It was a moment of concern her trainer could happily have done without, but Waller believes Winx’s behaviour also proves her well-being.
He said: “As you can see, she’s a horse – they’re unpredictable – but she’s very well, very fresh, very bright, ready to go.
“Obviously it’s a big morning with a lot of cameras and people everywhere – and they can get a bit fresh from time to time.
“She’s certainly ready to explode is probably the better word of this morning.”
Waller had taken Winx’s earmuffs off after her gallop, under regular big-race jockey Hugh Bowman – a move that might have contributed to her fractious manoeuvre in front of a large media contingent in Sydney.
“I shouldn’t have taken the earmuffs off this morning,” he said.
“I just wanted to take them off so you could all see her without the earphones. But as soon as I did, she could hear the clicking and the clacking – so I probably shouldn’t have done that.
“I was just trying to do the right thing by everybody to see her for what she actually is, behind the mask so to speak.
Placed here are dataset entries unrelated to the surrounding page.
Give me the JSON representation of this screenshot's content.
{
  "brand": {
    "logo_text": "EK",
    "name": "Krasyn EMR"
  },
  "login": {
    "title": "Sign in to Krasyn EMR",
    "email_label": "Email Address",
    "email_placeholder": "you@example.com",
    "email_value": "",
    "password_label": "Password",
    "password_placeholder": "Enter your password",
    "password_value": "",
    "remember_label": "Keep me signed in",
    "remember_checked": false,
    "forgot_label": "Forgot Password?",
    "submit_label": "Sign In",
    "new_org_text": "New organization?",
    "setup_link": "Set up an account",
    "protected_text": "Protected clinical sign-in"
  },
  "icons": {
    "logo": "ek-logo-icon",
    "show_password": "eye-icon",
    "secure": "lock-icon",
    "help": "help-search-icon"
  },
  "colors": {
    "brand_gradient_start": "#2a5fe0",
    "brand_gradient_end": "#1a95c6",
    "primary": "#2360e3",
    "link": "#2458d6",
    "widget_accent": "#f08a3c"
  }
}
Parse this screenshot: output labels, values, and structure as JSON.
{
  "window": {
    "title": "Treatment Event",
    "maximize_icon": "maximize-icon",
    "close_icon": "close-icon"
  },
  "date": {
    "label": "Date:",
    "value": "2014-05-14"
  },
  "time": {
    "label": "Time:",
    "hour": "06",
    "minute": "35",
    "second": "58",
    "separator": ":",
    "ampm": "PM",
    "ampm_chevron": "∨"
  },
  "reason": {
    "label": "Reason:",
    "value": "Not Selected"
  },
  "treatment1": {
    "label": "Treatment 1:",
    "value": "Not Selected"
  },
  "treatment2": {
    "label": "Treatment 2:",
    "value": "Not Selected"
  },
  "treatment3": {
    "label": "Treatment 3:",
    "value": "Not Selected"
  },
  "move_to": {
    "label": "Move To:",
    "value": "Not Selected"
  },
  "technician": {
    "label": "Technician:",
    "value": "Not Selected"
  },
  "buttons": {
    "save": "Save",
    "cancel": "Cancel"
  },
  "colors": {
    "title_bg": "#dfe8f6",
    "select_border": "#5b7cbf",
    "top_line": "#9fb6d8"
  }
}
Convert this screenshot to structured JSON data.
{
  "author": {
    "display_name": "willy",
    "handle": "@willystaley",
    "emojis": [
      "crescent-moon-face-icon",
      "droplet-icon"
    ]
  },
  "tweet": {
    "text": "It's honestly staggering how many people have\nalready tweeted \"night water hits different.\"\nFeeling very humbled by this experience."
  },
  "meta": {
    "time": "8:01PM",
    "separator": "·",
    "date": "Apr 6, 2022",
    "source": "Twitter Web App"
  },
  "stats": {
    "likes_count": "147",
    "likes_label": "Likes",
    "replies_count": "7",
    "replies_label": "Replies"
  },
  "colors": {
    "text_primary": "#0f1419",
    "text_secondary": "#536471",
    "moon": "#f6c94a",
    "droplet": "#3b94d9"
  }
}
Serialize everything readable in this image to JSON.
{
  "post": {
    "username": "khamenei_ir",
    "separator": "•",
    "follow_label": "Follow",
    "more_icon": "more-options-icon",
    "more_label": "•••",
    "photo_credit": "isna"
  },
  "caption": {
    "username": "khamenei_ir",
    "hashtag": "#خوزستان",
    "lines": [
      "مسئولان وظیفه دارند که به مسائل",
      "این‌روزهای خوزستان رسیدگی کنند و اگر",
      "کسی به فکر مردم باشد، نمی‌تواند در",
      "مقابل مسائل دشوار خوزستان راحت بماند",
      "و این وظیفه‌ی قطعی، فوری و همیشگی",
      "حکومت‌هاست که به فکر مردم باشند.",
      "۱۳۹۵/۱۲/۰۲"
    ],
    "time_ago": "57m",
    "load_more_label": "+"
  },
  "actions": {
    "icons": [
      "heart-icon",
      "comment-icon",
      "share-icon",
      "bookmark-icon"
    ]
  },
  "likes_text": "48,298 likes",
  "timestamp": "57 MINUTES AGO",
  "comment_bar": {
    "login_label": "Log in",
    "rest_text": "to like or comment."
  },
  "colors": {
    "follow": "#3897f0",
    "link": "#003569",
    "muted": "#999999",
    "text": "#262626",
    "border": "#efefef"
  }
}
As you saw, she’s very fresh – but she’s safe and ready to go.”
Looking forward to Saturday’s race, he added: “Hopefully it’s a fairytale ending.”
Provided by Press Association Sport